I tried seeing a campus therapist after the flashback to talk about what had happened, and it was a really disappointing experience. Like a lot of the friends who I tell about what happened, she seemed to trivialize it since it wasn’t sexual assault in the way we typically think about it. She pretty much told me that casual sex is just a bad idea in and of itself, and as long as I’m comfortable being sexually intimate in a relationship, that should be good enough for me. There was a lot of slut shaming. I told her that I disagreed with a lot of what she was saying and walked out. Not what I needed to hear.
Ultimately I got to know the guy I was seeing better, and after we’d had a couple talks about exactly what we wanted (no emotions, just fooling around), we ended up having a great time. Screw that therapist. In comparison, losing my virginity ended up being the easiest step I’ve ever taken sexually. It happened a few months later with a boyfriend I loved. At that point, I’d fooled around with a number of people in and out of relationships. I knew that I needed clear boundaries and trust to make sex a good experience. I had all of that, I was with the right guy, and it ended up being a really great first time.
What age were you by that point, and are you still together?
I was eighteen. The relationship was really great in most respects: we had all the important things in common, had fun together, and could really talk. Unfortunately, we were also both overachievers and, in the end, his commitments at school meant that he didn’t have the time or energy to devote to a relationship and we ended things. Still, I have no regrets about losing my virginity to him.

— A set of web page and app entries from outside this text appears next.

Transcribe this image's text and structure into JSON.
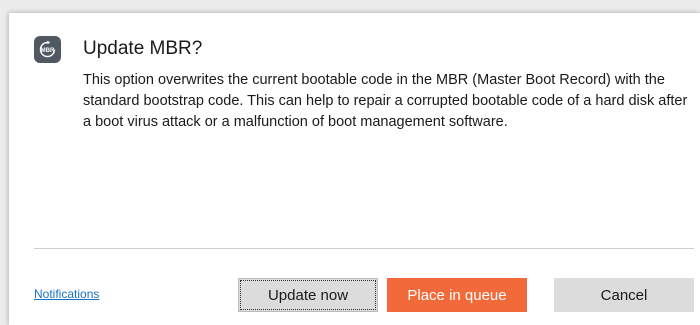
{
  "dialog": {
    "icon": {
      "name": "mbr-icon",
      "label": "MBR"
    },
    "title": "Update MBR?",
    "message": "This option overwrites the current bootable code in the MBR (Master Boot Record) with the standard bootstrap code. This can help to repair a corrupted bootable code of a hard disk after a boot virus attack or a malfunction of boot management software."
  },
  "footer": {
    "notifications_link": "Notifications",
    "update_now_label": "Update now",
    "place_in_queue_label": "Place in queue",
    "cancel_label": "Cancel"
  },
  "colors": {
    "accent": "#f26a3a",
    "link": "#1a6fc4",
    "icon_bg": "#505861",
    "secondary_button": "#dcdcdc"
  }
}
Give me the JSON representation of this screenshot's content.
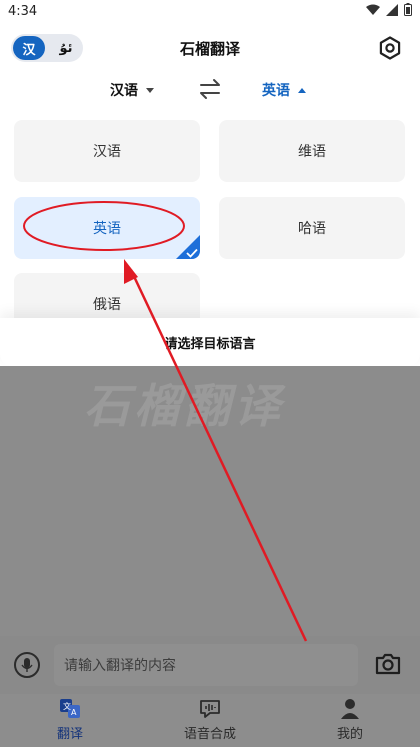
{
  "status_bar": {
    "time": "4:34"
  },
  "header": {
    "lang_switch": {
      "option_a": "汉",
      "option_b": "ئۇ"
    },
    "title": "石榴翻译"
  },
  "language_bar": {
    "source": "汉语",
    "target": "英语"
  },
  "languages": [
    {
      "label": "汉语",
      "selected": false
    },
    {
      "label": "维语",
      "selected": false
    },
    {
      "label": "英语",
      "selected": true
    },
    {
      "label": "哈语",
      "selected": false
    },
    {
      "label": "俄语",
      "selected": false
    }
  ],
  "sheet": {
    "prompt": "请选择目标语言"
  },
  "background": {
    "watermark": "石榴翻译"
  },
  "input": {
    "placeholder": "请输入翻译的内容"
  },
  "tabs": [
    {
      "label": "翻译",
      "icon": "translate-icon",
      "active": true
    },
    {
      "label": "语音合成",
      "icon": "voice-synthesis-icon",
      "active": false
    },
    {
      "label": "我的",
      "icon": "profile-icon",
      "active": false
    }
  ],
  "colors": {
    "accent": "#1565c0",
    "selected_card_bg": "#e3efff",
    "annotation": "#e01b24"
  }
}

There were times just months before when I was worried that sex would never be pleasurable and I’d always be haunted by something that had happened almost half a decade before. Being with him has given me a lot of confidence sexually.
What have things been like since? In what ways is sex pleasurable?
I think the biggest change I’ve seen in myself sexually is that I so get off on being in control. I absolutely love giving a guy head and getting him to the point where’s he’s just about to finish and then stopping what I’m doing so it lasts longer. I’ll do this until he wants it so badly he’d do almost anything. Maybe it’s a function of having my first sexual experience being entirely out of my control, and maybe it’s just the fact that it’s awesome to have somebody dying for your body. I’ve also realized that I’m pretty adventurous. It’s sort of like jumping off a cliff and finding that afterwards, previously intimidating things aren’t so scary anymore. I got past somebody making my body a terrifying place to be, so after that, can trying anal with somebody you really care about be that bad? As it turns out, with enough lube, it’s pretty fun. So far I have yet to date a guy who’s open to a threesome (even with two girls – who are these guys I keep picking?) but it’s something I’d love to try.
We appreciate your contributions to the series on this very sensitive subject. What’s your recommendation for young women trying to overcome something sexually traumatic?
Since so few people are willing to talk about their sexual trauma, I’ve never been able to compare notes with any friends who’ve been through something sexually traumatic, so I don’t know if what I’ve learned will apply to others. Also, what happened to me, while it had a big effect, is tame compared to all the other bad things that can happen in bed. But what I’ve learned from this can apply to everybody: you need to talk in bed. If you’re hooking up with somebody and you’re too shy to say exactly what you want and don’t want, you’re going to waste a lot of focus wondering if the person you’re with is going to try something you’re uncomfortable with. Whether or not you’re going to have a flashback as a result of somebody going past your boundaries, it’s much easier to relax and enjoy yourself once you know that everybody’s on the same page. Plus, once you start talking, you’ve opened up a whole new window for dirty talk and experimentation. Silence is never sexy – it’s actually pretty boring.